Nearly 1,500 Oregon National Guard members will be deployed to hospitals across the state to help frontline workers deal with a surge of hospitalizations from the rapid spread of the delta variant.
The Oregon Health Authority on Friday reported 733 COVID hospitalizations around the state – by far the most ever reported since the onset of the pandemic.
Gov. Kate Brown announced the move on Friday, saying the initial deployment would happen on Aug. 20th.
The first wave will provide logistical support as material handlers and equipment runners, the governor said. They will also help with COVID testing and other hospital operation services.
The Oregon National Guard is prepared to provide logistical support for more than 20 hospitals across the state.
“I cannot emphasize enough the seriousness of this crisis for all Oregonians, especially those needing emergency and intensive care,” Brown said. “When our hospitals are full with COVID-19 patients, there may not be room for someone needing care after a car crash, a heart attack, or other emergency situation.”

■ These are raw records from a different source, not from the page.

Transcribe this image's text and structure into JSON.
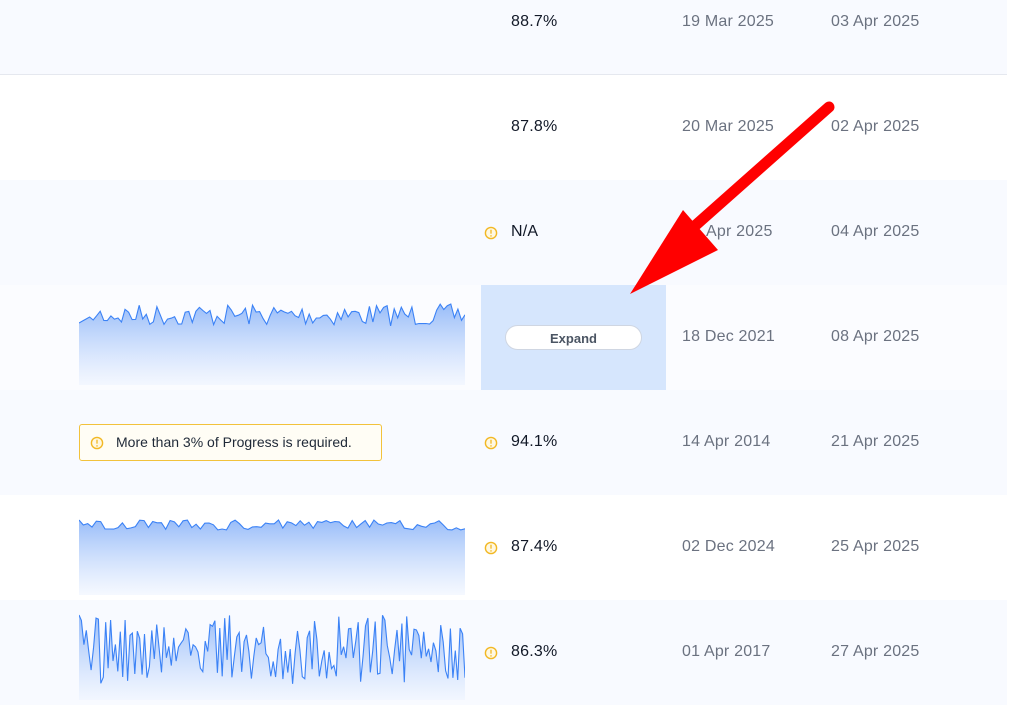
{
  "colors": {
    "accent_line": "#3b82f6",
    "warning": "#f2b824",
    "arrow": "#ff0000",
    "expand_highlight": "#d6e6fd"
  },
  "rows": [
    {
      "value": "88.7%",
      "start_date": "19 Mar 2025",
      "end_date": "03 Apr 2025"
    },
    {
      "value": "87.8%",
      "start_date": "20 Mar 2025",
      "end_date": "02 Apr 2025"
    },
    {
      "value": "N/A",
      "start_date": "Apr 2025",
      "end_date": "04 Apr 2025",
      "value_icon": "warning-circle-icon"
    },
    {
      "expand_label": "Expand",
      "start_date": "18 Dec 2021",
      "end_date": "08 Apr 2025",
      "sparkline": "area"
    },
    {
      "alert": "More than 3% of Progress is required.",
      "alert_icon": "warning-circle-icon",
      "value": "94.1%",
      "value_icon": "warning-circle-icon",
      "start_date": "14 Apr 2014",
      "end_date": "21 Apr 2025"
    },
    {
      "value": "87.4%",
      "value_icon": "warning-circle-icon",
      "start_date": "02 Dec 2024",
      "end_date": "25 Apr 2025",
      "sparkline": "area"
    },
    {
      "value": "86.3%",
      "value_icon": "warning-circle-icon",
      "start_date": "01 Apr 2017",
      "end_date": "27 Apr 2025",
      "sparkline": "area"
    }
  ],
  "annotation": {
    "type": "red-arrow",
    "points_to": "expand-button"
  }
}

St. Charles on Friday reported it had 38 COVID patients; seven were in the ICU and five were on ventilators.
Hospital officials said earlier this week that it was operating at near capacity and staffing shortages were stretching thin a workforce already exhausted.
Late Friday the health system said it planned to meet with Guard leadership in anticipation of the arrival of 150 members on Aug. 20.

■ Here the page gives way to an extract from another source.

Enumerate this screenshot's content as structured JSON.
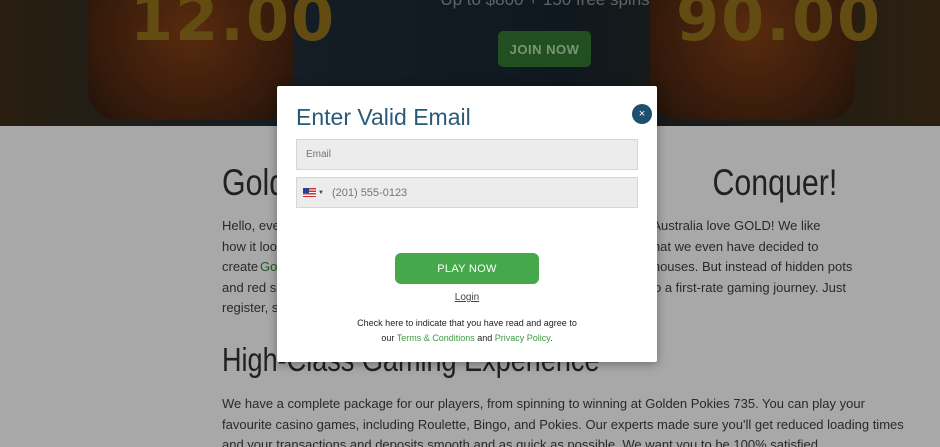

Space at the hospitals will be dedicated to the Guard to set up and run its operations.
As the majority of the 72 Guard members do not have medical certifications, they are expected to support the hospital in other critical nonclinical roles, officials said.
“The stress on Oregon hospitals right now is truly unprecedented. Our resources are stretched woefully thin at the same time we are seeing a frightening rise in COVID cases,” said Joe Sluka, president and CEO of St. Charles Health System. “We are grateful for the Guard’s help. We look forward to welcoming its members on our hospital campuses to help see our health system through this public health crisis as we continue to work every possible avenue to secure more clinical resources to care for our patients at the bedside.”
This is a developing story.